Advance learners used the same range of semantic formulas as native Persian speakers in their refusals but they differ in the frequency. Indirect refusal found the most trends among advance EFL learners as well. Like Persian native speakers, the advance EFL learners employed more indirect strategies in formal (farewell and advisor) than informal (birthday and notes) situations. However, in contrast to Persian native speakers, the advance learners used less indirect strategies and more direct ones in their speech. Moreover, the most frequent semantic formula was 'reasoning' in advance learners' speech.
In the solidarity (Birthday) and deference (Notes) situations, the common features characterizing these advance participants were the use of statements of regret. This formula was used in 23.3 percent of all the refusals. Unlike the case of excuses, statements of regret occurred at the beginning of the refusal in 71.4 percent of the cases. Furthermore, a statement of regret never occurred alone and was found at the end of the refusal in only 3 cases (10.7%). Statements of regret and excuses were usually closely linked; in 33 of 38 uses of statements of regret, an excuse either immediately preceded or followed it. In thirty of these cases (87%), the statement of regret came immediately before the explanation as illustrated in this response from subject 9: "bebakhshid, amma khodam laazemeshun daaram" (I'm sorry, I need them myself). In this case the statement of regret (I'm sorry) is immediately followed by a reason (I need them myself). This trend is accompanied by more avoidance strategies in native Persian responses.
Frequency and content of refusal strategies between native Persian and intermediate EFL learners
Figure 3. Direct and indirect refusals and adjuncts to refusals produced by Persian native speakers (indicated by _P in the figure) and intermediate EFL learners (indicatd by _I) in four refusal situations in percentages

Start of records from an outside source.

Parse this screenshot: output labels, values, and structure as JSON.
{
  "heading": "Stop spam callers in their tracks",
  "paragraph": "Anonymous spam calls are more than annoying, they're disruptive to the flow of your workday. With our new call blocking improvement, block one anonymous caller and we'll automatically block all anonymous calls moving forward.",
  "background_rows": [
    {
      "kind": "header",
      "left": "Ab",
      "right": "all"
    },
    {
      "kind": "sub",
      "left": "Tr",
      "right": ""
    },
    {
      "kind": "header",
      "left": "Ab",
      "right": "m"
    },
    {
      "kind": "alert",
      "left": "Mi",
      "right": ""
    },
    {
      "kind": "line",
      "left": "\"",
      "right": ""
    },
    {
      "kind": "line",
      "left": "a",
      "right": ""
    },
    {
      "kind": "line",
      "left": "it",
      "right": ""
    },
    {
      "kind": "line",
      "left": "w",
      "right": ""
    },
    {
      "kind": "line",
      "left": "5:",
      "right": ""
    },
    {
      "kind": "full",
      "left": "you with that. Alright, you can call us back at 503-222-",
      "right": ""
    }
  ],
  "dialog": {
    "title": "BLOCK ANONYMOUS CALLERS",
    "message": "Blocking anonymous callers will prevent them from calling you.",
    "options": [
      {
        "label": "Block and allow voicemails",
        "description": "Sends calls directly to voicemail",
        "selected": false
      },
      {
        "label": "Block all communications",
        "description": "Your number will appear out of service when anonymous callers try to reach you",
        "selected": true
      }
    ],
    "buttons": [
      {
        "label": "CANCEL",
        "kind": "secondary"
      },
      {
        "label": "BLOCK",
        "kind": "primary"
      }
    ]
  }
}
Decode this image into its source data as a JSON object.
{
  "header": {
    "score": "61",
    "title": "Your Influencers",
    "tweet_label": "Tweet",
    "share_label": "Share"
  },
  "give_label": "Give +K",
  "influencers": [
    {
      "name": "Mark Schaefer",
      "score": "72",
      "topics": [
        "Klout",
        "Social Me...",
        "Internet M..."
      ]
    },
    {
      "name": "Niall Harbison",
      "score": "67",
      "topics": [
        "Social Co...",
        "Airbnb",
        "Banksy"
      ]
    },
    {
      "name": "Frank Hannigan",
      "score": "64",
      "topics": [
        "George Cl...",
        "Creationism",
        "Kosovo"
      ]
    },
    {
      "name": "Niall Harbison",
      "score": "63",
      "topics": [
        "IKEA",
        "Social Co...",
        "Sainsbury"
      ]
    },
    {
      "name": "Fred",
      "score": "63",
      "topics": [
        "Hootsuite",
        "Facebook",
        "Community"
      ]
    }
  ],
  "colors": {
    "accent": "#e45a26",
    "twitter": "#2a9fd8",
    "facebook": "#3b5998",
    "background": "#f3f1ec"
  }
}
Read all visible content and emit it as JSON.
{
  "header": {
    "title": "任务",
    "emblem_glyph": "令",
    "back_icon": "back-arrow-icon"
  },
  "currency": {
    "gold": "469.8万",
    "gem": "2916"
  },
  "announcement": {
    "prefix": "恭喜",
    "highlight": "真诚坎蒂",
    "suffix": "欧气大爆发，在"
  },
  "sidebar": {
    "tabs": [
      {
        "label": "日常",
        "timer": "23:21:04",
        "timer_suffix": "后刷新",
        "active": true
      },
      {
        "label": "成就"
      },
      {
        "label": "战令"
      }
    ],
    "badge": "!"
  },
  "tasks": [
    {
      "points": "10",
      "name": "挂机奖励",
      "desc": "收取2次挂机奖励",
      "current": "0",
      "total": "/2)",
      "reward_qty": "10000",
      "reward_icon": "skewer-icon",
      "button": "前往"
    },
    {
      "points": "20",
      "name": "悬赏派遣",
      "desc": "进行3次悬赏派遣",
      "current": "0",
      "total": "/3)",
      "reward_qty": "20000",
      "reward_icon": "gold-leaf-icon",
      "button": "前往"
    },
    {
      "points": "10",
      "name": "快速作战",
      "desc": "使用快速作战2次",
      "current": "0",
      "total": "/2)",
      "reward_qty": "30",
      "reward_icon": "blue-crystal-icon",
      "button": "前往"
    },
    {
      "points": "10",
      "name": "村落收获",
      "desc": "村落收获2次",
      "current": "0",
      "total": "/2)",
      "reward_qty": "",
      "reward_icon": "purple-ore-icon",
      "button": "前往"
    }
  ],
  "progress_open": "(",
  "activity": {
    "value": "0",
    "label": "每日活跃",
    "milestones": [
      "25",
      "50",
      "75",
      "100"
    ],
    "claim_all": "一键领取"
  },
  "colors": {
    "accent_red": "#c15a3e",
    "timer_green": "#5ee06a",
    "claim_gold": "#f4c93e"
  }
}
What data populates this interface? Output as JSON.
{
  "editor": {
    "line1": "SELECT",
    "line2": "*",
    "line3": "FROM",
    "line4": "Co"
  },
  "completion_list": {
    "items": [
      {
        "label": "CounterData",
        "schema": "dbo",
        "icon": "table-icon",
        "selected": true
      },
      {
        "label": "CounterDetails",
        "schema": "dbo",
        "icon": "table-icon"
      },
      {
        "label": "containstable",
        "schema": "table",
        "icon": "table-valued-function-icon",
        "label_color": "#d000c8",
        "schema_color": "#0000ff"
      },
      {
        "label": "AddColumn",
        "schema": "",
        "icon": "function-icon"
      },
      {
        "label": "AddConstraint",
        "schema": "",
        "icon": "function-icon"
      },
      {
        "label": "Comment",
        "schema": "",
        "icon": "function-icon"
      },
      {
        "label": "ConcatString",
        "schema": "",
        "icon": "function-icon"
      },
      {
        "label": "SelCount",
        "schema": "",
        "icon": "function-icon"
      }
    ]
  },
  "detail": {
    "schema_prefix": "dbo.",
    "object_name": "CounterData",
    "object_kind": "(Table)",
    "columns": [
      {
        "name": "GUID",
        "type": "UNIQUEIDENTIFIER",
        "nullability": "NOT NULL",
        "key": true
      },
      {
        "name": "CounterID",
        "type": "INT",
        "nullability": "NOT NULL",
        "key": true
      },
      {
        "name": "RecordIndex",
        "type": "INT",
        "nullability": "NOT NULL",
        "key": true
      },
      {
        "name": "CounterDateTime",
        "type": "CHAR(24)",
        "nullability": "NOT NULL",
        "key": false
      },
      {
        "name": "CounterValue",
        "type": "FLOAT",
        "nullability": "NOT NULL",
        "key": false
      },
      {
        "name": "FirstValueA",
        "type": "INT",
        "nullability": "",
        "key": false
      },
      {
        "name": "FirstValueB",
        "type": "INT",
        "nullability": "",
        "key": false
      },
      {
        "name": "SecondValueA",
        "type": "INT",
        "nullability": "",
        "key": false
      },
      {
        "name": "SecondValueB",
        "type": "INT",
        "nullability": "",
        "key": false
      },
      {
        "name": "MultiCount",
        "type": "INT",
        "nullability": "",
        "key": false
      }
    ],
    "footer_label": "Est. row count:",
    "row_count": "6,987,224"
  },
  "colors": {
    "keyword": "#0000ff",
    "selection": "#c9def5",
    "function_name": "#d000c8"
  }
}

The same rage of refusals strategies was witnessed in this category as well. However, the content varies. Intermediate group employed more indirect strategies than advance ones but less than native Persian speakers. The use of direct strategies among intermediate learners was less than advance group but more than native Persian. Just like advance learner content of speech, excuse got the most frequency in this category as well. Native Persian and intermediate learners both used reason but less than expressing regret. Often, first regrets were expressed, then reasons given. The Persian used regret more often than the intermediate. Generally the Persian used reasons after expressing regret when refusing strategies more than the intermediates.
Pause fillers (among Adjuncts to refusals) accounted for 8.1% of the refusal formulas among intermediate EFL learners. In the 22 refusals which used pause fillers, this formula occurred at the beginning of the refusal in every case (100%). Pause fillers were followed by a number of different semantic formulas. This variety of following formulas is not unexpected as pause fillers are typically used to give the speaker time to form their reply. The adjunct Gratitude/appreciation was used 6.3% of the time, while the adjuncts statement of positive feeling/ agreement and negative willingness /ability were used 6% and 5.3% of the time respectively. On the other hand, the rate of employing pause fillers was a little less than the intermediates (18 cases) among the native Persians. However, they enjoyed the same range of content as the intermediates.
Frequency and content of refusal strategies between native Persian and elementary EFL learners
Figure 4. Direct and indirect refusals and adjuncts to refusals produced by Persian native speakers (indicated by _P in the figure) and elementary EFL learners (indicatd by _E) in four refusal situations in percentages
This group had the most similarity among others to native Persian. Again, the content of semantic formulas was the same but the frequency was different. Indirect refusals enjoyed the most frequency in this category as well. The Persian speeches produced by native Persian and elementary learners had no significant differences regarding the content and frequency of the three categories of refusal